"Mothers are the Necessity of Invention"
(This is a 100% paraphrase of Dean Kamen's speech at the 2006 Friends for Life Banquet. And when I mean paraphrase I mean very loosely. I have very limited sound retention, so almost none of this is quoted. Except for the title. He really did say that.)
Dean Kamen began his speech by declaring that there were a lot of myths about the beginnings of the insulin pump. Namely, that he had any intention of actually creating a system to help people live better lives with diabetes. The real reason the insulin pump was invented, he says, was mothers.
When Mr. Kamen was in high school in the mid-70s (I think '76, but I could be wrong), his older brother was in medical school at Yale University. Mr. Kamen's brother was working in a hospital where he was working with some very special patients: babies with cancer. Back then, doctors used chemotherapy pumps to treat patients, but the pumps they used on babies were the same ones they used on adults.

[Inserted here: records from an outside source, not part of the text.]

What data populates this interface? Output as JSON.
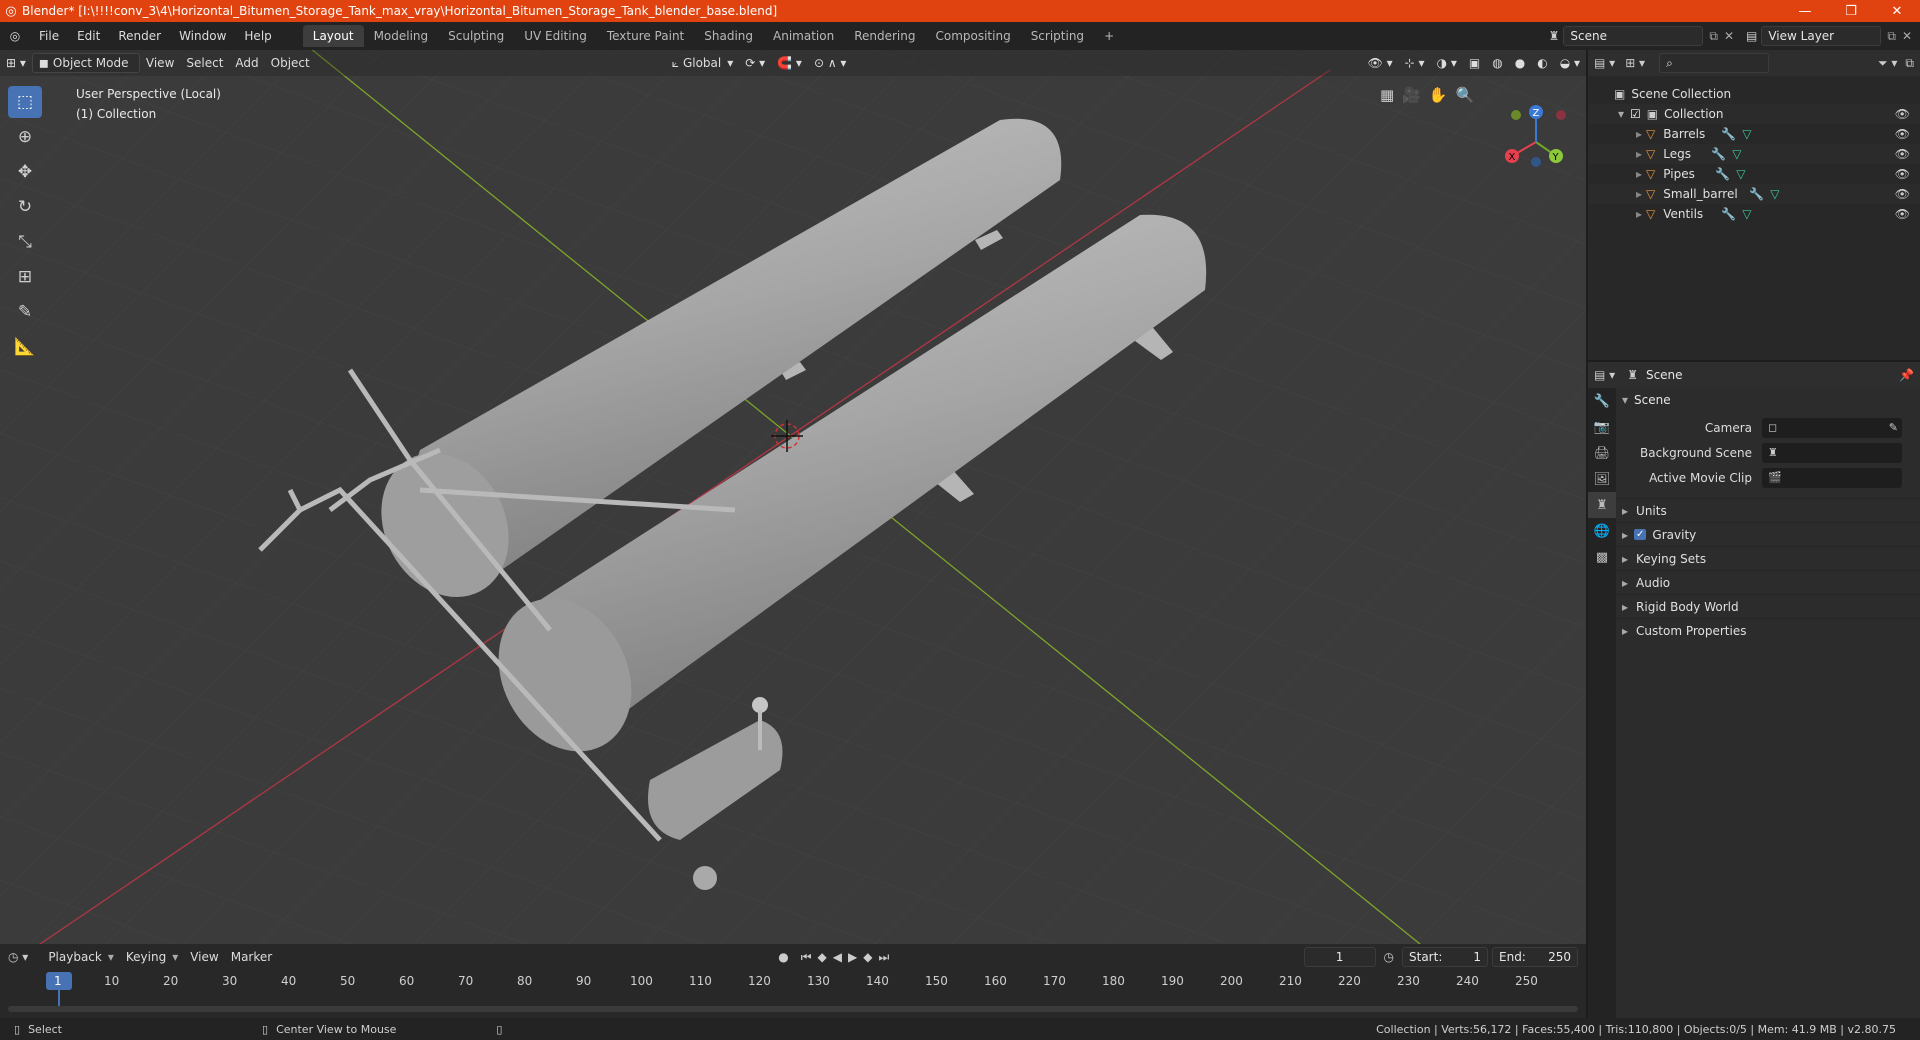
{
  "window": {
    "title": "Blender* [I:\\!!!!conv_3\\4\\Horizontal_Bitumen_Storage_Tank_max_vray\\Horizontal_Bitumen_Storage_Tank_blender_base.blend]",
    "controls": [
      "—",
      "❐",
      "✕"
    ]
  },
  "menubar": {
    "items": [
      "File",
      "Edit",
      "Render",
      "Window",
      "Help"
    ],
    "workspaces": [
      "Layout",
      "Modeling",
      "Sculpting",
      "UV Editing",
      "Texture Paint",
      "Shading",
      "Animation",
      "Rendering",
      "Compositing",
      "Scripting"
    ],
    "active_workspace": "Layout",
    "add_tab": "+",
    "scene": "Scene",
    "view_layer": "View Layer"
  },
  "viewport": {
    "mode": "Object Mode",
    "menus": [
      "View",
      "Select",
      "Add",
      "Object"
    ],
    "orientation": "Global",
    "info_line1": "User Perspective (Local)",
    "info_line2": "(1) Collection",
    "gizmo": {
      "x": "X",
      "y": "Y",
      "z": "Z"
    },
    "colors": {
      "bg": "#3b3b3b",
      "x_axis": "#b03645",
      "y_axis": "#7ea52a",
      "tank": "#a8a8a8",
      "accent": "#4772b3"
    }
  },
  "outliner": {
    "root": "Scene Collection",
    "collection": "Collection",
    "items": [
      "Barrels",
      "Legs",
      "Pipes",
      "Small_barrel",
      "Ventils"
    ]
  },
  "properties": {
    "header": "Scene",
    "panel": "Scene",
    "fields": [
      {
        "label": "Camera",
        "value": ""
      },
      {
        "label": "Background Scene",
        "value": ""
      },
      {
        "label": "Active Movie Clip",
        "value": ""
      }
    ],
    "subpanels": [
      "Units",
      "Gravity",
      "Keying Sets",
      "Audio",
      "Rigid Body World",
      "Custom Properties"
    ]
  },
  "timeline": {
    "menus": [
      "Playback",
      "Keying",
      "View",
      "Marker"
    ],
    "current_frame": "1",
    "start_label": "Start:",
    "start": "1",
    "end_label": "End:",
    "end": "250",
    "ticks": [
      "1",
      "10",
      "20",
      "30",
      "40",
      "50",
      "60",
      "70",
      "80",
      "90",
      "100",
      "110",
      "120",
      "130",
      "140",
      "150",
      "160",
      "170",
      "180",
      "190",
      "200",
      "210",
      "220",
      "230",
      "240",
      "250"
    ]
  },
  "statusbar": {
    "left_action": "Select",
    "mid_action": "Center View to Mouse",
    "stats": "Collection | Verts:56,172 | Faces:55,400 | Tris:110,800 | Objects:0/5 | Mem: 41.9 MB | v2.80.75"
  }
}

One day, Mr. Kamen's brother called up Mr. Kamen and asked him to create a baby-sized chemotherapy pump. Now, this pump was much bigger than the little pumps that we have today, but they were still much smaller than the pumps they were currently using for cancer babies. Mr. Kamen went back to the basement where he created all of the chemo pumps by hand.
The pumps worked very well and all was good.
Then one day, Mr. Kamen's brother called up Mr. Kamen again and told him that he had another special project. Mr. Kamen's brother said there was a group of doctors who wanted to use this pump for something else.
They wanted to use the pump for people with diabetes.
Mr. Kamen thought this was a silly idea. The pumps were huge (again, much bigger than even the big pumps that we have seen) and you had to wear them all the time, for the rest of your life.
"No one will want to wear this all the time," Mr. Kamen said.
Mr. Kamen's brother said this was for a very special group of people with diabetes, though.
It was for women who wanted to have babies.
As most of you know, it's very hard to for women with diabetes to have healthy babies. It's hard now, and it was almost impossible back then. Having tight control is very, very important and it wasn't at all easy to get that kind of tight control.
Mr. Kamen still thought this was kind of silly. He didn't think anyone would ever want to wear an insulin pump if they didn't have to and certainly not for as long as the women would have to wear it.
Mr. Kamen's brother said, "I don't think you understand. Women who want to have children would wear a bright pink refridgerator if it meant they could have a healthy baby."
So that was that. Mr. Kamen went back to his laboratory where he worked on creating a new pump that could dispense insulin so women could have healthy babies.
Mr. Kamen said that a lot of people think that "necessity is the mother of invention." But that's not true, he says.
"Mothers are the necessity of invention."
So if you have an insulin pump or love someone who wears one, go thank a mother.
(I heard this story- in the lengthier, much more detailed version, while standing next to Nicole Johnson Baker and her freaking cute, most adorable baby in the world, Ava. Needless to say, there were lots of tears.)